■ **About this exercise**
Could you return each line below without altering a word?

■ **Records provided**
* * *
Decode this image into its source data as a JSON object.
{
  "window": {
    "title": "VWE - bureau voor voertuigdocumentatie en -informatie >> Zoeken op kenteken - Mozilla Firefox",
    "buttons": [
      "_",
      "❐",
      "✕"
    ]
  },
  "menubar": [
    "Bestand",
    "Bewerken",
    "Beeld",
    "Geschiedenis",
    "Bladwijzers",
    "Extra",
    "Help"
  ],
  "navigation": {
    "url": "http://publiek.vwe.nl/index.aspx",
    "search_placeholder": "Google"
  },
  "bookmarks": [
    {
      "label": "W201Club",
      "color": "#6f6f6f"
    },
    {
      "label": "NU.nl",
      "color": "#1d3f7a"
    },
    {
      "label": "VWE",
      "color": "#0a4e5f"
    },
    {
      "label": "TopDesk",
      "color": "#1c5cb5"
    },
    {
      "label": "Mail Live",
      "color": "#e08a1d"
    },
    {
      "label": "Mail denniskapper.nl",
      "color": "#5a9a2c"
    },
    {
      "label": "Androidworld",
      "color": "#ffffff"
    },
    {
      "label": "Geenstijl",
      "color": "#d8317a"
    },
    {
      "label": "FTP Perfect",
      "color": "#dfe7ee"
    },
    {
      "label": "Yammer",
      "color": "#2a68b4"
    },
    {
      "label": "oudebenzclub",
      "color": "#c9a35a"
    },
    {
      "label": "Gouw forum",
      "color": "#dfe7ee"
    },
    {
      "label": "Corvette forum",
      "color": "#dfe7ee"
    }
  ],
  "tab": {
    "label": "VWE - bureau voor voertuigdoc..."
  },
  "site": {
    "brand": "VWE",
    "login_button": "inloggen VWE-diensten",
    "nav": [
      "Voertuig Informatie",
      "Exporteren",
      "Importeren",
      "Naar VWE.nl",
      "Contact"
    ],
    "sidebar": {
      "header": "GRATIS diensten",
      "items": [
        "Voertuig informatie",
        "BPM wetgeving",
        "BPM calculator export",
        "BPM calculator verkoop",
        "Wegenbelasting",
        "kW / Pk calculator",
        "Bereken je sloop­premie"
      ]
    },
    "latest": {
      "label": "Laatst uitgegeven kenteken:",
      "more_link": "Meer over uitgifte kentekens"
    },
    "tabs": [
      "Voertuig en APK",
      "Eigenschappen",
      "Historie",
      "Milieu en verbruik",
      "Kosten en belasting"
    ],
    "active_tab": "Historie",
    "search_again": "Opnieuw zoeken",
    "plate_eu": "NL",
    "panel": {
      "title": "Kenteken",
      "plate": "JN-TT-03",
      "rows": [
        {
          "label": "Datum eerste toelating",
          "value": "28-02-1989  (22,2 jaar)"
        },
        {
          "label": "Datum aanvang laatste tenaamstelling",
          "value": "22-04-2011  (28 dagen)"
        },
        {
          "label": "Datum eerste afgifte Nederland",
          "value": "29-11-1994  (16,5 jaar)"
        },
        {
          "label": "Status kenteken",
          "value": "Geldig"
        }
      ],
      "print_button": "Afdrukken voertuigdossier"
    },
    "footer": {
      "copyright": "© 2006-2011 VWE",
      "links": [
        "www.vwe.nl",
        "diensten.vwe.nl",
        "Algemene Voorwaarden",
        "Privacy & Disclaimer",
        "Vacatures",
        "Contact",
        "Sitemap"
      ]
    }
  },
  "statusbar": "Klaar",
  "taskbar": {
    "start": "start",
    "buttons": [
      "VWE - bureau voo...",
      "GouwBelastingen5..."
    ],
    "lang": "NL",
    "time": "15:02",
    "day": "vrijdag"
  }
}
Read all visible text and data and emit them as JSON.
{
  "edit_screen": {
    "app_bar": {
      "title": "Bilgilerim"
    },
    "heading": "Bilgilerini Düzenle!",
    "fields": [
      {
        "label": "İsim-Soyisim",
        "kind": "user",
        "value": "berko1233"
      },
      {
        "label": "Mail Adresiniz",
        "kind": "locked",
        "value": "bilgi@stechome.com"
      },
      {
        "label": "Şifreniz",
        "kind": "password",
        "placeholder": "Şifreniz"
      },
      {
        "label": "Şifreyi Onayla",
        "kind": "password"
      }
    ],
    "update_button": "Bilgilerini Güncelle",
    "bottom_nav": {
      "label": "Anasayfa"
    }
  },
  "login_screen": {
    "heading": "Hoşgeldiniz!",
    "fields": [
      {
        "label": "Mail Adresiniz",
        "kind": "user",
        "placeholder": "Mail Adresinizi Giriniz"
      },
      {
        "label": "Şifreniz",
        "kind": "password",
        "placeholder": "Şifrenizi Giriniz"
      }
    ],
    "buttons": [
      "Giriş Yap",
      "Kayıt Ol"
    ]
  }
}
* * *
■ **Reply**
Decode this image into its source data as a JSON object.
{
  "window": {
    "title": "VWE - bureau voor voertuigdocumentatie en -informatie >> Zoeken op kenteken - Mozilla Firefox",
    "buttons": [
      "_",
      "❐",
      "✕"
    ]
  },
  "menubar": [
    "Bestand",
    "Bewerken",
    "Beeld",
    "Geschiedenis",
    "Bladwijzers",
    "Extra",
    "Help"
  ],
  "navigation": {
    "url": "http://publiek.vwe.nl/index.aspx",
    "search_placeholder": "Google"
  },
  "bookmarks": [
    {
      "label": "W201Club",
      "color": "#6f6f6f"
    },
    {
      "label": "NU.nl",
      "color": "#1d3f7a"
    },
    {
      "label": "VWE",
      "color": "#0a4e5f"
    },
    {
      "label": "TopDesk",
      "color": "#1c5cb5"
    },
    {
      "label": "Mail Live",
      "color": "#e08a1d"
    },
    {
      "label": "Mail denniskapper.nl",
      "color": "#5a9a2c"
    },
    {
      "label": "Androidworld",
      "color": "#ffffff"
    },
    {
      "label": "Geenstijl",
      "color": "#d8317a"
    },
    {
      "label": "FTP Perfect",
      "color": "#dfe7ee"
    },
    {
      "label": "Yammer",
      "color": "#2a68b4"
    },
    {
      "label": "oudebenzclub",
      "color": "#c9a35a"
    },
    {
      "label": "Gouw forum",
      "color": "#dfe7ee"
    },
    {
      "label": "Corvette forum",
      "color": "#dfe7ee"
    }
  ],
  "tab": {
    "label": "VWE - bureau voor voertuigdoc..."
  },
  "site": {
    "brand": "VWE",
    "login_button": "inloggen VWE-diensten",
    "nav": [
      "Voertuig Informatie",
      "Exporteren",
      "Importeren",
      "Naar VWE.nl",
      "Contact"
    ],
    "sidebar": {
      "header": "GRATIS diensten",
      "items": [
        "Voertuig informatie",
        "BPM wetgeving",
        "BPM calculator export",
        "BPM calculator verkoop",
        "Wegenbelasting",
        "kW / Pk calculator",
        "Bereken je sloop­premie"
      ]
    },
    "latest": {
      "label": "Laatst uitgegeven kenteken:",
      "more_link": "Meer over uitgifte kentekens"
    },
    "tabs": [
      "Voertuig en APK",
      "Eigenschappen",
      "Historie",
      "Milieu en verbruik",
      "Kosten en belasting"
    ],
    "active_tab": "Historie",
    "search_again": "Opnieuw zoeken",
    "plate_eu": "NL",
    "panel": {
      "title": "Kenteken",
      "plate": "JN-TT-03",
      "rows": [
        {
          "label": "Datum eerste toelating",
          "value": "28-02-1989  (22,2 jaar)"
        },
        {
          "label": "Datum aanvang laatste tenaamstelling",
          "value": "22-04-2011  (28 dagen)"
        },
        {
          "label": "Datum eerste afgifte Nederland",
          "value": "29-11-1994  (16,5 jaar)"
        },
        {
          "label": "Status kenteken",
          "value": "Geldig"
        }
      ],
      "print_button": "Afdrukken voertuigdossier"
    },
    "footer": {
      "copyright": "© 2006-2011 VWE",
      "links": [
        "www.vwe.nl",
        "diensten.vwe.nl",
        "Algemene Voorwaarden",
        "Privacy & Disclaimer",
        "Vacatures",
        "Contact",
        "Sitemap"
      ]
    }
  },
  "statusbar": "Klaar",
  "taskbar": {
    "start": "start",
    "buttons": [
      "VWE - bureau voo...",
      "GouwBelastingen5..."
    ],
    "lang": "NL",
    "time": "15:02",
    "day": "vrijdag"
  }
}
Read all visible text and data and emit them as JSON.
{
  "edit_screen": {
    "app_bar": {
      "title": "Bilgilerim"
    },
    "heading": "Bilgilerini Düzenle!",
    "fields": [
      {
        "label": "İsim-Soyisim",
        "kind": "user",
        "value": "berko1233"
      },
      {
        "label": "Mail Adresiniz",
        "kind": "locked",
        "value": "bilgi@stechome.com"
      },
      {
        "label": "Şifreniz",
        "kind": "password",
        "placeholder": "Şifreniz"
      },
      {
        "label": "Şifreyi Onayla",
        "kind": "password"
      }
    ],
    "update_button": "Bilgilerini Güncelle",
    "bottom_nav": {
      "label": "Anasayfa"
    }
  },
  "login_screen": {
    "heading": "Hoşgeldiniz!",
    "fields": [
      {
        "label": "Mail Adresiniz",
        "kind": "user",
        "placeholder": "Mail Adresinizi Giriniz"
      },
      {
        "label": "Şifreniz",
        "kind": "password",
        "placeholder": "Şifrenizi Giriniz"
      }
    ],
    "buttons": [
      "Giriş Yap",
      "Kayıt Ol"
    ]
  }
}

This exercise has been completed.